■ **PROBLEM TO SOLVE**
The reply should contain all of the data below, word for word.
^^^^^^^^^^^^^^^^
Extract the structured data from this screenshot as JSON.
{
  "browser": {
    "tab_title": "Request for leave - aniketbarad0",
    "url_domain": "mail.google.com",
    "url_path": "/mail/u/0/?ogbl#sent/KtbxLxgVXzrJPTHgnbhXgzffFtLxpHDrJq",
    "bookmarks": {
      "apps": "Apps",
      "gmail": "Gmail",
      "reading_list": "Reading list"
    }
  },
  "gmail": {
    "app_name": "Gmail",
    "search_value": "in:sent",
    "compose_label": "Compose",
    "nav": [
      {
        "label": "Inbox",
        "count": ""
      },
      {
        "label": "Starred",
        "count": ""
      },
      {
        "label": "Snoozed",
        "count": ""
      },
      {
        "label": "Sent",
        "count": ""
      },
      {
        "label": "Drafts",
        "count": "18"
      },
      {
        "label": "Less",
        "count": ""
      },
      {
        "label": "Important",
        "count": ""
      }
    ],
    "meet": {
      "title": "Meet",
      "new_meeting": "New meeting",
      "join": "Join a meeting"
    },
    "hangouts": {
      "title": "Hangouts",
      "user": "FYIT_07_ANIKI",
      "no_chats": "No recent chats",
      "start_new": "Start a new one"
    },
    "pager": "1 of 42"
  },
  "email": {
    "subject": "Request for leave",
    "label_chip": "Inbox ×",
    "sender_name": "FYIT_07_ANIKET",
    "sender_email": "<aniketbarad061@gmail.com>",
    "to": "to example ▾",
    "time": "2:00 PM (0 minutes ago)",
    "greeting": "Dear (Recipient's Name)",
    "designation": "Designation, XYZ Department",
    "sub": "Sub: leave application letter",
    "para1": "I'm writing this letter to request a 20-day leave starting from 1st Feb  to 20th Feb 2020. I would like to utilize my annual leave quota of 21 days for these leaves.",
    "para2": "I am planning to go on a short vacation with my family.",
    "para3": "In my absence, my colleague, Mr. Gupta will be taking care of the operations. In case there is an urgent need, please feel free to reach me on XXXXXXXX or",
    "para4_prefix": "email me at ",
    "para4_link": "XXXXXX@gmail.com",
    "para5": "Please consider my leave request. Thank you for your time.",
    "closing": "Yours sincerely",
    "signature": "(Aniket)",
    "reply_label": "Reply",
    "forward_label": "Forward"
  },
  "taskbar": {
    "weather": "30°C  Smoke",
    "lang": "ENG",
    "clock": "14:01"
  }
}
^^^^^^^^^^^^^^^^
■ **RESPONSE TO THIS EXERCISE**
Extract the structured data from this screenshot as JSON.
{
  "browser": {
    "tab_title": "Request for leave - aniketbarad0",
    "url_domain": "mail.google.com",
    "url_path": "/mail/u/0/?ogbl#sent/KtbxLxgVXzrJPTHgnbhXgzffFtLxpHDrJq",
    "bookmarks": {
      "apps": "Apps",
      "gmail": "Gmail",
      "reading_list": "Reading list"
    }
  },
  "gmail": {
    "app_name": "Gmail",
    "search_value": "in:sent",
    "compose_label": "Compose",
    "nav": [
      {
        "label": "Inbox",
        "count": ""
      },
      {
        "label": "Starred",
        "count": ""
      },
      {
        "label": "Snoozed",
        "count": ""
      },
      {
        "label": "Sent",
        "count": ""
      },
      {
        "label": "Drafts",
        "count": "18"
      },
      {
        "label": "Less",
        "count": ""
      },
      {
        "label": "Important",
        "count": ""
      }
    ],
    "meet": {
      "title": "Meet",
      "new_meeting": "New meeting",
      "join": "Join a meeting"
    },
    "hangouts": {
      "title": "Hangouts",
      "user": "FYIT_07_ANIKI",
      "no_chats": "No recent chats",
      "start_new": "Start a new one"
    },
    "pager": "1 of 42"
  },
  "email": {
    "subject": "Request for leave",
    "label_chip": "Inbox ×",
    "sender_name": "FYIT_07_ANIKET",
    "sender_email": "<aniketbarad061@gmail.com>",
    "to": "to example ▾",
    "time": "2:00 PM (0 minutes ago)",
    "greeting": "Dear (Recipient's Name)",
    "designation": "Designation, XYZ Department",
    "sub": "Sub: leave application letter",
    "para1": "I'm writing this letter to request a 20-day leave starting from 1st Feb  to 20th Feb 2020. I would like to utilize my annual leave quota of 21 days for these leaves.",
    "para2": "I am planning to go on a short vacation with my family.",
    "para3": "In my absence, my colleague, Mr. Gupta will be taking care of the operations. In case there is an urgent need, please feel free to reach me on XXXXXXXX or",
    "para4_prefix": "email me at ",
    "para4_link": "XXXXXX@gmail.com",
    "para5": "Please consider my leave request. Thank you for your time.",
    "closing": "Yours sincerely",
    "signature": "(Aniket)",
    "reply_label": "Reply",
    "forward_label": "Forward"
  },
  "taskbar": {
    "weather": "30°C  Smoke",
    "lang": "ENG",
    "clock": "14:01"
  }
}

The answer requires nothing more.